(Updates screen message in seventh paragraph.)
Jan. 1 (Bloomberg) -- Time Warner Cable Inc. subscribers lost access to the network carrying the New York Knicks and Rangers games following the expiration of an agreement with owner Madison Square Garden Co.
“We had a deal within reach earlier this year,” Mike Angus, a Time Warner Cable senior vice president, said today in an e-mailed statement. “Despite agreeing to the asked for 6.5% price increase on rates that MSG themselves deemed as fair market rates just last year, MSG reneged on the deal and instead, demanded a whopping 53% increase and refused to negotiate further.”
The haggling over prices underscored the tension in the pay-TV industry over the cost of sports shows. MSG Media President Mike Bair called Time Warner Cable’s claims “categorically untrue,” saying he didn’t know where the company was “getting its math from.”

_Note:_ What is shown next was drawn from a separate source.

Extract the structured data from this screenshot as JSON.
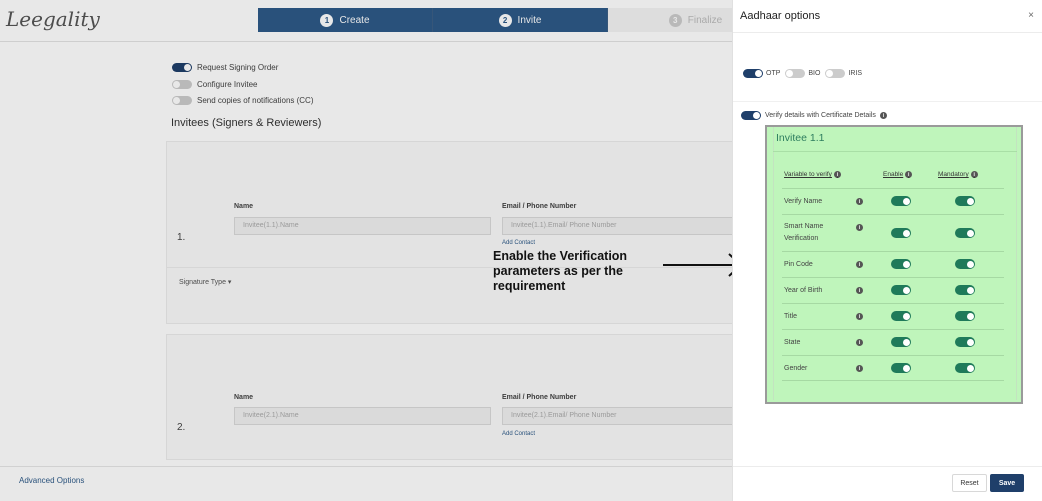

MSG has urged Time Warner Cable customers to switch to Verizon Communications Inc.’s FiOS or DirecTV to get access to MSG. Time Warner Cable had 2.8 million MSG subscribers, primarily in New York.
MSG Co. is controlled by New York’s Dolan family, which also holds majority voting stakes in AMC Networks Inc., another cable programmer, and Cablevision Systems Corp. MSG Co. also owns the Madison Square Garden arena and Radio City Music Hall.
Cable and satellite-TV operators pay more than $4.50 a month per subscriber for MSG and MSG Plus, according to researcher SNL Kagan. Walt Disney Co.’s ESPN, the most expensive cable network, charged an average of $4.69 a month in 2011 and will fetch $5.06 in 2012, Kagan said.
“We want you to know that while MSG is preventing you from enjoying their channels, other channels still carry your favorite teams,” Time Warner Cable told subscribers in a message on the channel. “Nearly 40 percent of the Knicks games and almost 30 percent of the Rangers games will still be available on your time warner cable lineup.”
MSG’s rates have increased more than 70 percent over the past five years, according to Kagan. Time Warner Cable was willing to pay 6 percent more in 2012, according to Melinda Witmer, an executive vice president, who said MSG sought “dollars more” than any other sports network.
MSG’s current deal with Time Warner Cable was signed in 2005, according to Cablevision regulatory filings at the time. DirecTV and FiOS have negotiated new agreements and agreed to higher prices, Bair said.
Time Warner Cable added 0.8 percent to $63.57 at the close in New York on Dec. 30 and lost 3.7 percent in 2011. MSG Co. rose 0.3 percent to $28.64 and was up 11 percent for the year.
Time Warner Cable was betting few customers would cancel if they lost Knicks and regional NHL games. The company said it would provide replacement programming, without being more specific.
Many Manhattan residents are unable to get satellite TV because tall buildings obstruct signals, and not all buildings are wired for FiOS or RCN Corp., a smaller cable provider that serves certain areas of New York City, according to David Joyce, an analyst at New York-based Miller Tabak & Co.
Counting other pay-TV systems, MSG network and MSG Plus have about 8 million subscribers, primarily in New York, New Jersey and Connecticut, according to the company’s 2010 10-K regulatory filing. MSG Co. also owns Fuse, which was a factor in the negotiations.
--Editors: Rob Golum, Nick Turner
To contact the reporter on this story: Alex Sherman in New York at firstname.lastname@example.org.
To contact the editor responsible for this story: Peter Elstrom at email@example.com